(The task): What lines in the records below contain the string "structured"? Copy every one.
*** Begin section ***
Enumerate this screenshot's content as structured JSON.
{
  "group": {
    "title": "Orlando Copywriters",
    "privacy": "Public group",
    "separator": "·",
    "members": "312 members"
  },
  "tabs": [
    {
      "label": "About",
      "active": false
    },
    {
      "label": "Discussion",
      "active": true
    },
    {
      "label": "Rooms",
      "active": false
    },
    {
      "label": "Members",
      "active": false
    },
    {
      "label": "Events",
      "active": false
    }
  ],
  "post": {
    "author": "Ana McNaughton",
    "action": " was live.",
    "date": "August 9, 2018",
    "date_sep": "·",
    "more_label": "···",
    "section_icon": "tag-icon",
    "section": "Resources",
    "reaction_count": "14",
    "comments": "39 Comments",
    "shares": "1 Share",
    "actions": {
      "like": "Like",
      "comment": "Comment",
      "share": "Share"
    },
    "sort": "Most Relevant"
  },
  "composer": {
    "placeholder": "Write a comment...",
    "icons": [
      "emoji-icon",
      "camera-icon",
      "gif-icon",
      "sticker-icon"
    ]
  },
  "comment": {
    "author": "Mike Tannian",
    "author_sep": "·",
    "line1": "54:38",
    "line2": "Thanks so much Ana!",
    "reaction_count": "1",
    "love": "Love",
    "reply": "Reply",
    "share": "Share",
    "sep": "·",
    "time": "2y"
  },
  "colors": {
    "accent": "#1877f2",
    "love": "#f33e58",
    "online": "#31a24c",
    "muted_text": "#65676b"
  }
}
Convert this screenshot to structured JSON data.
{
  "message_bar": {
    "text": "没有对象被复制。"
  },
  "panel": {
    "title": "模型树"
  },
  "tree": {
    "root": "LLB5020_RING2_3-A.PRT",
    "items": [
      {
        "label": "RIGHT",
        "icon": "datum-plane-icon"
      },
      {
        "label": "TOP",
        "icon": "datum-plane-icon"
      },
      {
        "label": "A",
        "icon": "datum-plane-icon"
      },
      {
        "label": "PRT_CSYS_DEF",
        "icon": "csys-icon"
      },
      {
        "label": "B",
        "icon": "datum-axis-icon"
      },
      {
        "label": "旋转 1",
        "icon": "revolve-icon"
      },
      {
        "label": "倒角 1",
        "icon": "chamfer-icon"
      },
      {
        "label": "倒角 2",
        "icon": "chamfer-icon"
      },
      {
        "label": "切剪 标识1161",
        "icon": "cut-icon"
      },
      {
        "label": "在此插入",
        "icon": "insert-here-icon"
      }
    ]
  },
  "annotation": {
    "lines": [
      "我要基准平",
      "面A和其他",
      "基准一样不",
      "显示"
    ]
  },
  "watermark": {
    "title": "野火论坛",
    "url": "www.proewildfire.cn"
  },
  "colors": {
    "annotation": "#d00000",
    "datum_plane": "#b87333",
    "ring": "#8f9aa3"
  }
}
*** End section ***
(Exercise output):
Enumerate this screenshot's content as structured JSON.
Convert this screenshot to structured JSON data.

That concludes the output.